**Task**: Pull out every line of the listing below where "handle" appears.

Records shown: Begin

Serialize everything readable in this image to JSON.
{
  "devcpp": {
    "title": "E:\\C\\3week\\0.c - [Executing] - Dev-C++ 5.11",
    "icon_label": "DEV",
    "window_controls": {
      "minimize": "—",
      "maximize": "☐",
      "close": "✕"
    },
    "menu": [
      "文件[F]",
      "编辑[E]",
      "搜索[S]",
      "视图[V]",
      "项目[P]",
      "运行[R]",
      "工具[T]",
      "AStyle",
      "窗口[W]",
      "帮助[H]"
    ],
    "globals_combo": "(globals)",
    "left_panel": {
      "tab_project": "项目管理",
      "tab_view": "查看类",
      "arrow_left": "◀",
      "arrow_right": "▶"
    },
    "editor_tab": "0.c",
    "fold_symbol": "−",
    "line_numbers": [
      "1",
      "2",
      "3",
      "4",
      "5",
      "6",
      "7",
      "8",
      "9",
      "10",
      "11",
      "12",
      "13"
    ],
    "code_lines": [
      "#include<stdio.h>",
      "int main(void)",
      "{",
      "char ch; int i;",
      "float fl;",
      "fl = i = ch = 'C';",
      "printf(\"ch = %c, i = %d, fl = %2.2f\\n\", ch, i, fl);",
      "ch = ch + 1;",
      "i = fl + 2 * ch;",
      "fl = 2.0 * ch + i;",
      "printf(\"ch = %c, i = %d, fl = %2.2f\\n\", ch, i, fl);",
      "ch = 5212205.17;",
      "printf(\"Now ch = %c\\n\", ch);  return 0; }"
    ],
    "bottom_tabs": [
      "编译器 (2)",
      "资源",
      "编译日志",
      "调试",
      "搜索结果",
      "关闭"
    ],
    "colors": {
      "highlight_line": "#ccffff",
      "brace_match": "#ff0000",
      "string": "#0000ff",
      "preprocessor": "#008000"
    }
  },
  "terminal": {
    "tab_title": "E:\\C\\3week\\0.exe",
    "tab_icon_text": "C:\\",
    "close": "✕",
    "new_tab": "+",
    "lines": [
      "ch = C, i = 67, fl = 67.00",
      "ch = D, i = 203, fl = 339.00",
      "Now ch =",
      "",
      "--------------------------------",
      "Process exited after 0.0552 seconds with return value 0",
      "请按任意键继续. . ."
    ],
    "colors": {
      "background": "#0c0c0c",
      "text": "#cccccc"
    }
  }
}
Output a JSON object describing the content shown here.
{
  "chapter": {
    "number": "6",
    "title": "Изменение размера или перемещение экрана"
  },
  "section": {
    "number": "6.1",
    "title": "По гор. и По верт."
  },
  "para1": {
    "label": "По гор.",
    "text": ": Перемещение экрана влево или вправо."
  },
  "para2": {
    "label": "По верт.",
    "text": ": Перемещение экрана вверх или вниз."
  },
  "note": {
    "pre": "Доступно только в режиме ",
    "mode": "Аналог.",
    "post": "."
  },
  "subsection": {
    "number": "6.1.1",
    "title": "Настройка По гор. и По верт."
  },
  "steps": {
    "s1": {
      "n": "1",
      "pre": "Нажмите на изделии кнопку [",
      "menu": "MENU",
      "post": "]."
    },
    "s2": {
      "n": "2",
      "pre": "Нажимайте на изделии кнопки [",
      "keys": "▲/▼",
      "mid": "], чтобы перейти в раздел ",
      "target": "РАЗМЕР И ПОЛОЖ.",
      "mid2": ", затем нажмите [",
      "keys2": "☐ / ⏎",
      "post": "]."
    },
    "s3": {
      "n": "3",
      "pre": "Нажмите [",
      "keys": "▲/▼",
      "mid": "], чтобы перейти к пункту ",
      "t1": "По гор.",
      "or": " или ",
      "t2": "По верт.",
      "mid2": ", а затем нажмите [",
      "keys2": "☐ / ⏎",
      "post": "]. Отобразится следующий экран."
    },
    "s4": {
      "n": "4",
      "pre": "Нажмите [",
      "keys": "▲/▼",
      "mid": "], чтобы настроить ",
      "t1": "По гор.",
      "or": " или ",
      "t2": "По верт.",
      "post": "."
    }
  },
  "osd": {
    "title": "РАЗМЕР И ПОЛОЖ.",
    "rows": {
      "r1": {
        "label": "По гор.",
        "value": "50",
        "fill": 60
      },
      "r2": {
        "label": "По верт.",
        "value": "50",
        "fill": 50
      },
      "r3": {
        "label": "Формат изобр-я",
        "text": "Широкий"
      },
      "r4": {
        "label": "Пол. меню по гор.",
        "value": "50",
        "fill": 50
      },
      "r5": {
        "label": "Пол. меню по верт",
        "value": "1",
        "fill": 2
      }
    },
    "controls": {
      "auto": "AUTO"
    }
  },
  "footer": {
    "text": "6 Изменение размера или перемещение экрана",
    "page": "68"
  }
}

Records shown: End
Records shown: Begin

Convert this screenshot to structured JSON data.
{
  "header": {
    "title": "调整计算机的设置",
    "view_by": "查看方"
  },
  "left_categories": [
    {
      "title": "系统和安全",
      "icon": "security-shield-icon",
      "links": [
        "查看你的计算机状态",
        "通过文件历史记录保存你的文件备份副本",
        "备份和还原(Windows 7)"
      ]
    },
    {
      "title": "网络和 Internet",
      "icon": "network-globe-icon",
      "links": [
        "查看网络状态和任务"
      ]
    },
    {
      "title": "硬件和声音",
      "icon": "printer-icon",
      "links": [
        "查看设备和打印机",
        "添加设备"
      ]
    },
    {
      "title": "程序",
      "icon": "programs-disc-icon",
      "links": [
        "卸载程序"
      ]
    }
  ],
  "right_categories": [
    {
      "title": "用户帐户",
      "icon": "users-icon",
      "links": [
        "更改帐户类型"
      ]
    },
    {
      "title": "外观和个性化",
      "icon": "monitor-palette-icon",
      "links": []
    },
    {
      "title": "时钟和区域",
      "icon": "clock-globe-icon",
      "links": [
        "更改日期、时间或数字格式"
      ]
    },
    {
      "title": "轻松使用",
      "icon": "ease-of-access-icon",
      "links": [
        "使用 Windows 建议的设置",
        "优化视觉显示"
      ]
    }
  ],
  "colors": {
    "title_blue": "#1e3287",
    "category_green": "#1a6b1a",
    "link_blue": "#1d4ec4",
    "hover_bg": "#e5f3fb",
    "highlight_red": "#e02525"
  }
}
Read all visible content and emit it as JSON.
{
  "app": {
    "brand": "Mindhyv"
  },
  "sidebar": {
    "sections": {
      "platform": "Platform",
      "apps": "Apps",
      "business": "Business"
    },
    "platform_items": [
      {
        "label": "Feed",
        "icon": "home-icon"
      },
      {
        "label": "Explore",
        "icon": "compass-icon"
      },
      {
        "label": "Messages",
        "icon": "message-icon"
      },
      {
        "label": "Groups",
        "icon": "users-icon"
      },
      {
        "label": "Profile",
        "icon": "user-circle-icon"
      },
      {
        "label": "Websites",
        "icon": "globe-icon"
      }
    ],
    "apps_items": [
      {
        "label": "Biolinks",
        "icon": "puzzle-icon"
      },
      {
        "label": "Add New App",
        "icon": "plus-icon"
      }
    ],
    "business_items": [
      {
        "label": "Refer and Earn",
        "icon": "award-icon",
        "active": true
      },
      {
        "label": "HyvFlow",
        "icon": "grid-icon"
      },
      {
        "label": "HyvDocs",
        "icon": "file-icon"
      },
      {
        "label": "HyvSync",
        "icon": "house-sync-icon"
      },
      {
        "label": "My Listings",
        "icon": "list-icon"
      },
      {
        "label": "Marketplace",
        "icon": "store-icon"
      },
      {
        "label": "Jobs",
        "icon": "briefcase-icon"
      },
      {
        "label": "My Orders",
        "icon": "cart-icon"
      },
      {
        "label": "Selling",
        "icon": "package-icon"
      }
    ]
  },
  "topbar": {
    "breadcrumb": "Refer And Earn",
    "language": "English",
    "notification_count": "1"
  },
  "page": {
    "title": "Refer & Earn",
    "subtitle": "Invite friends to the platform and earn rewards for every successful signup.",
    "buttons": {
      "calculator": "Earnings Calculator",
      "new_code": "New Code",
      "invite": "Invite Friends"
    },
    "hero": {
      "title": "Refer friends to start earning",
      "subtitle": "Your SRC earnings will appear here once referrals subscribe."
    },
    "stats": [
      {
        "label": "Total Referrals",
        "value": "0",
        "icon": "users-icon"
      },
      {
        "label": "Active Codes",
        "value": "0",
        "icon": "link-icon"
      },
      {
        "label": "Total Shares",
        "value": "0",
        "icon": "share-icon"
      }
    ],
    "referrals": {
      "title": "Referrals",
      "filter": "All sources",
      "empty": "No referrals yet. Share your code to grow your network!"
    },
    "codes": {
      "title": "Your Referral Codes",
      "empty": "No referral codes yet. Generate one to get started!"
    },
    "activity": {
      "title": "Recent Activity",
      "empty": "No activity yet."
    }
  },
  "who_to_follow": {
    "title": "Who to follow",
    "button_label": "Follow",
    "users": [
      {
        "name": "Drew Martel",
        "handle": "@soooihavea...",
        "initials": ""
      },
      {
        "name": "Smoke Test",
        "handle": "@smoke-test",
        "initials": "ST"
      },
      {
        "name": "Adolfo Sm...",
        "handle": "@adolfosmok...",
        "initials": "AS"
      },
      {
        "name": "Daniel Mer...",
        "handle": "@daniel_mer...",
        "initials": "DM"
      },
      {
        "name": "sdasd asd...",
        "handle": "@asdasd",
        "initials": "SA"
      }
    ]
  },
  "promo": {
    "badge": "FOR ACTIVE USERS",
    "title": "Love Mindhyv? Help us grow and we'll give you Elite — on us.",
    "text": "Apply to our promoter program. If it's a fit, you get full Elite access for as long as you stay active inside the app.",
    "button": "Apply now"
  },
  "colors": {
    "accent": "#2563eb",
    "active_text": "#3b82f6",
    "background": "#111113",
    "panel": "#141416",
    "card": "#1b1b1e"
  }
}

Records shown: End

**Result of the exercise**:
        "handle": "@soooihavea...",
        "handle": "@smoke-test",
        "handle": "@adolfosmok...",
        "handle": "@daniel_mer...",
        "handle": "@asdasd",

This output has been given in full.